§ Work to be completed: Find and copy each line of the records where the string "caption" shows up.

▼

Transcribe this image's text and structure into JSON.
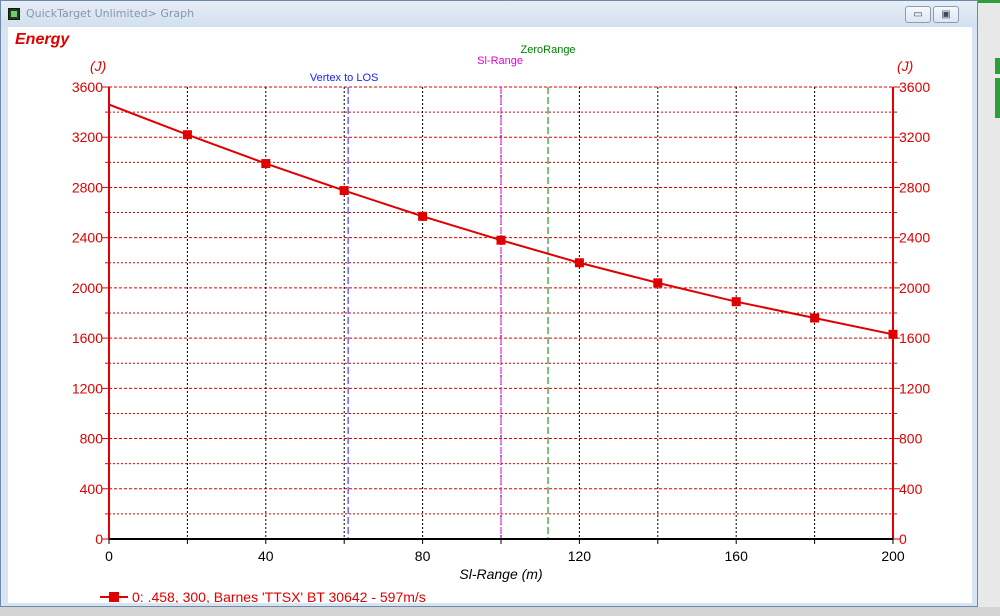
{
  "window": {
    "title": "QuickTarget Unlimited> Graph"
  },
  "window_controls": {
    "minimize": "▭",
    "maximize": "▣"
  },
  "chart_data": {
    "type": "line",
    "title": "Energy",
    "xlabel": "Sl-Range (m)",
    "ylabel": "(J)",
    "ylabel_right": "(J)",
    "xlim": [
      0,
      200
    ],
    "ylim": [
      0,
      3600
    ],
    "x_ticks": [
      0,
      40,
      80,
      120,
      160,
      200
    ],
    "y_ticks": [
      0,
      400,
      800,
      1200,
      1600,
      2000,
      2400,
      2800,
      3200,
      3600
    ],
    "grid": true,
    "legend_position": "bottom-left",
    "series": [
      {
        "name": "0: .458, 300, Barnes 'TTSX' BT 30642 - 597m/s",
        "x": [
          0,
          20,
          40,
          60,
          80,
          100,
          120,
          140,
          160,
          180,
          200
        ],
        "y": [
          3460,
          3220,
          2990,
          2775,
          2570,
          2380,
          2200,
          2040,
          1890,
          1760,
          1630
        ],
        "markers_x": [
          20,
          40,
          60,
          80,
          100,
          120,
          140,
          160,
          180,
          200
        ],
        "color": "#e00000"
      }
    ],
    "vlines": [
      {
        "label": "Vertex to LOS",
        "x": 61,
        "color": "#2020ff"
      },
      {
        "label": "Sl-Range",
        "x": 100,
        "color": "#e000e0"
      },
      {
        "label": "ZeroRange",
        "x": 112,
        "color": "#008000"
      }
    ]
  }
}
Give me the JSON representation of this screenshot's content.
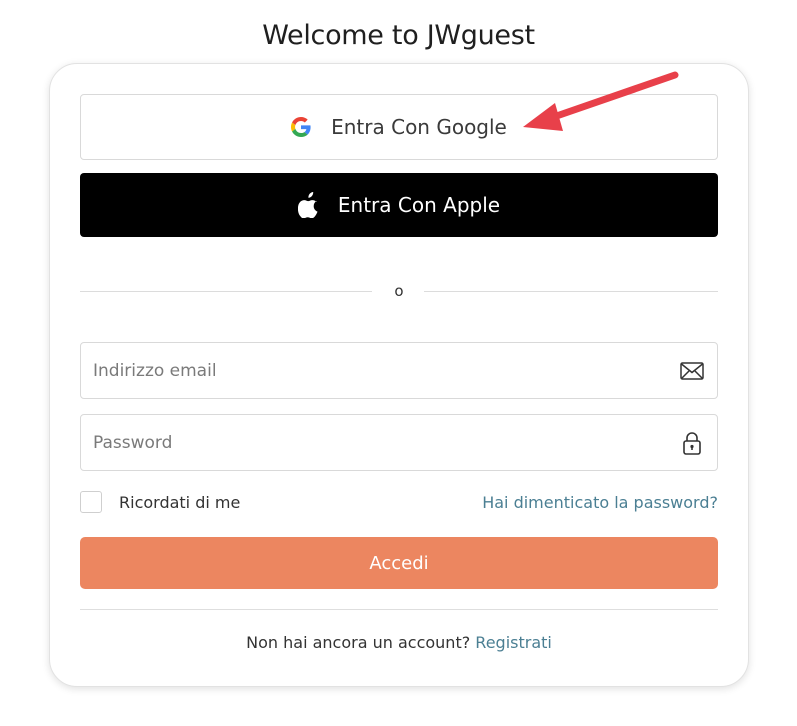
{
  "page": {
    "title": "Welcome to JWguest"
  },
  "social": {
    "google_label": "Entra Con Google",
    "google_icon": "google-g-icon",
    "apple_label": "Entra Con Apple",
    "apple_icon": "apple-logo-icon"
  },
  "divider": {
    "text": "o"
  },
  "form": {
    "email_placeholder": "Indirizzo email",
    "email_value": "",
    "email_icon": "envelope-icon",
    "password_placeholder": "Password",
    "password_value": "",
    "password_icon": "lock-icon",
    "remember_label": "Ricordati di me",
    "remember_checked": false,
    "forgot_label": "Hai dimenticato la password?",
    "submit_label": "Accedi"
  },
  "footer": {
    "prompt": "Non hai ancora un account?",
    "signup_label": "Registrati"
  },
  "annotation": {
    "arrow_color": "#e8404a",
    "arrow_icon": "annotation-arrow-icon"
  },
  "colors": {
    "accent": "#ec8660",
    "link": "#4b7f93",
    "apple_bg": "#000000"
  }
}
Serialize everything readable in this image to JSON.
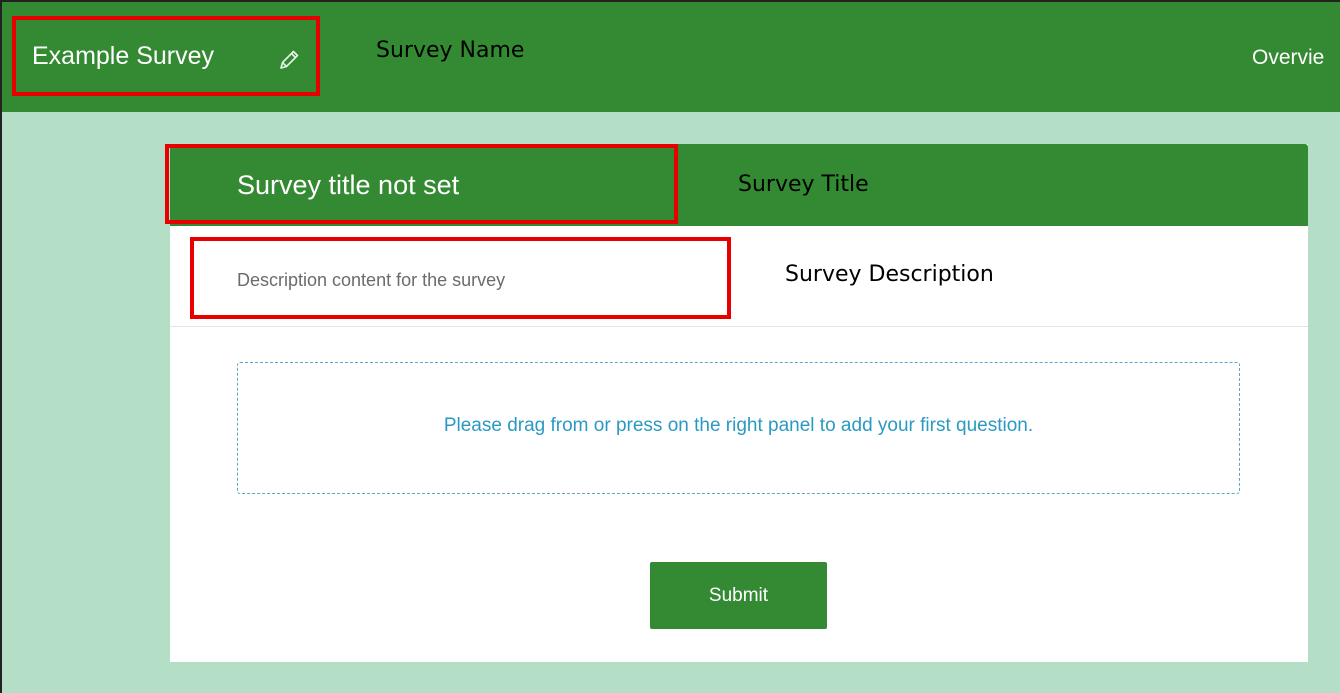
{
  "header": {
    "survey_name": "Example Survey",
    "overview_tab": "Overvie"
  },
  "annotations": {
    "survey_name": "Survey Name",
    "survey_title": "Survey Title",
    "survey_description": "Survey Description"
  },
  "card": {
    "title": "Survey title not set",
    "description": "Description content for the survey",
    "dropzone_text": "Please drag from or press on the right panel to add your first question.",
    "submit_label": "Submit"
  },
  "icons": {
    "edit": "pencil-icon"
  },
  "colors": {
    "brand_green": "#338a32",
    "page_background": "#b5dec6",
    "annotation_red": "#e80000",
    "dropzone_blue": "#2a9ac2"
  }
}
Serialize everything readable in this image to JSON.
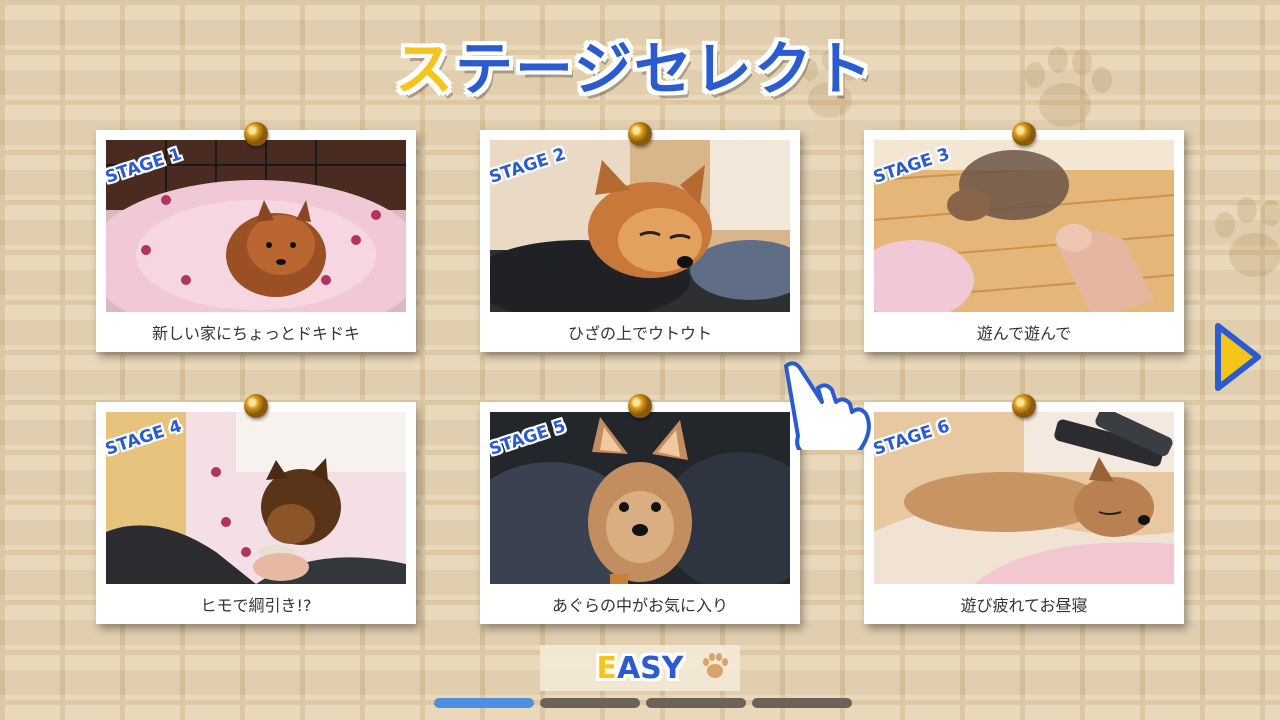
{
  "title": {
    "first_char": "ス",
    "rest": "テージセレクト"
  },
  "stages": [
    {
      "label": "STAGE 1",
      "caption": "新しい家にちょっとドキドキ"
    },
    {
      "label": "STAGE 2",
      "caption": "ひざの上でウトウト"
    },
    {
      "label": "STAGE 3",
      "caption": "遊んで遊んで"
    },
    {
      "label": "STAGE 4",
      "caption": "ヒモで綱引き!?"
    },
    {
      "label": "STAGE 5",
      "caption": "あぐらの中がお気に入り"
    },
    {
      "label": "STAGE 6",
      "caption": "遊び疲れてお昼寝"
    }
  ],
  "difficulty": {
    "first_char": "E",
    "rest": "ASY"
  },
  "pager": {
    "current_page": 1,
    "total_pages": 4
  },
  "colors": {
    "accent_blue": "#2a5bd0",
    "accent_yellow": "#f5c51c",
    "wall": "#e7d5b4"
  },
  "icons": {
    "next": "next-arrow-icon",
    "pointer": "pointing-hand-icon",
    "paw": "paw-icon",
    "pin": "pushpin-icon"
  }
}
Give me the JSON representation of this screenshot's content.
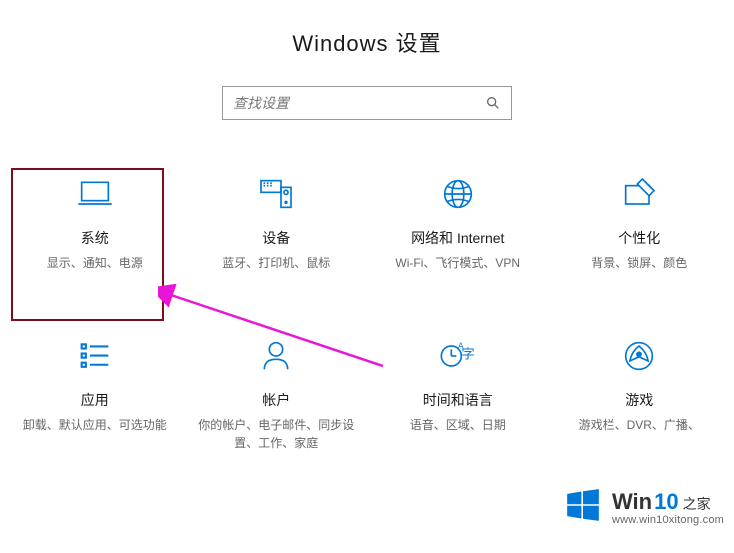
{
  "title": "Windows 设置",
  "search": {
    "placeholder": "查找设置"
  },
  "tiles": {
    "system": {
      "title": "系统",
      "desc": "显示、通知、电源"
    },
    "devices": {
      "title": "设备",
      "desc": "蓝牙、打印机、鼠标"
    },
    "network": {
      "title": "网络和 Internet",
      "desc": "Wi-Fi、飞行模式、VPN"
    },
    "personal": {
      "title": "个性化",
      "desc": "背景、锁屏、颜色"
    },
    "apps": {
      "title": "应用",
      "desc": "卸载、默认应用、可选功能"
    },
    "accounts": {
      "title": "帐户",
      "desc": "你的帐户、电子邮件、同步设置、工作、家庭"
    },
    "timelang": {
      "title": "时间和语言",
      "desc": "语音、区域、日期"
    },
    "gaming": {
      "title": "游戏",
      "desc": "游戏栏、DVR、广播、"
    }
  },
  "watermark": {
    "brand": "Win",
    "num": "10",
    "suffix": "之家",
    "url": "www.win10xitong.com"
  },
  "colors": {
    "accent": "#0078D7",
    "highlight": "#7a0f1a",
    "arrow": "#e815d8"
  }
}
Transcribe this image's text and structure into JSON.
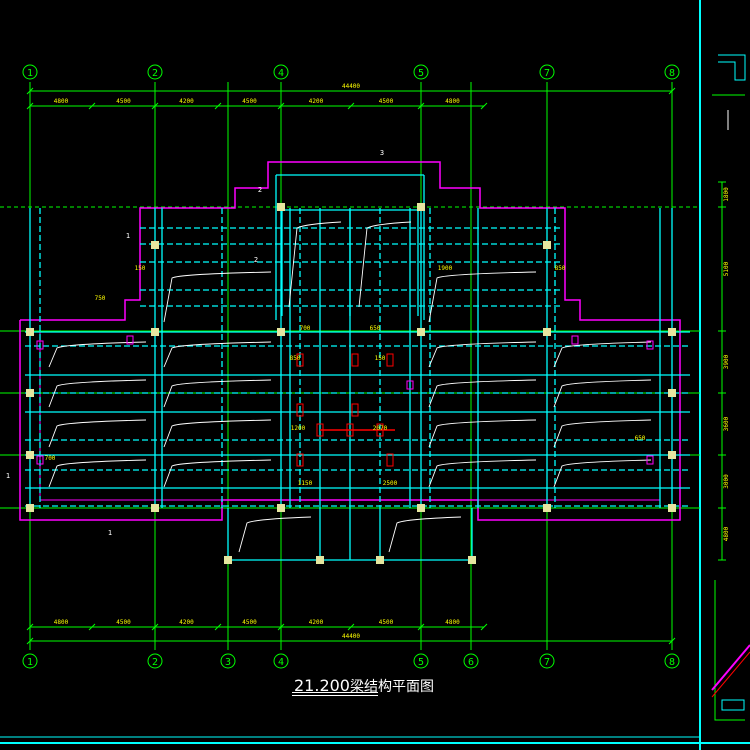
{
  "drawing": {
    "title_elevation": "21.200",
    "title_suffix": "梁结构平面图",
    "colors": {
      "background": "#000000",
      "axis": "#00ff00",
      "beam": "#00ffff",
      "slab": "#ff00ff",
      "column": "#e6e6a0",
      "rebar": "#ffffff",
      "section_mark": "#ff0000",
      "dim_text": "#ffff00"
    },
    "axes_top": [
      "1",
      "2",
      "4",
      "5",
      "7",
      "8"
    ],
    "axes_bottom": [
      "1",
      "2",
      "3",
      "4",
      "5",
      "6",
      "7",
      "8"
    ],
    "top_segment_dims": [
      "4800",
      "4500",
      "4200",
      "4500",
      "4200",
      "4500",
      "4800"
    ],
    "top_overall_dim": "44400",
    "bottom_segment_dims": [
      "4800",
      "4500",
      "4200",
      "4500",
      "4200",
      "4500",
      "4800"
    ],
    "bottom_overall_dim": "44400",
    "right_dims": [
      "1800",
      "5100",
      "3900",
      "3600",
      "3000",
      "4800"
    ],
    "beam_tags": [
      "700",
      "650",
      "850",
      "150",
      "1200",
      "2070",
      "1150",
      "2500",
      "750",
      "1900"
    ],
    "slab_marks": [
      "1",
      "2",
      "3"
    ]
  }
}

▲

§ Task response:
      "caption": "新しい家にちょっとドキドキ"
      "caption": "ひざの上でウトウト"
      "caption": "遊んで遊んで"
      "caption": "ヒモで綱引き!?"
      "caption": "あぐらの中がお気に入り"
      "caption": "遊び疲れてお昼寝"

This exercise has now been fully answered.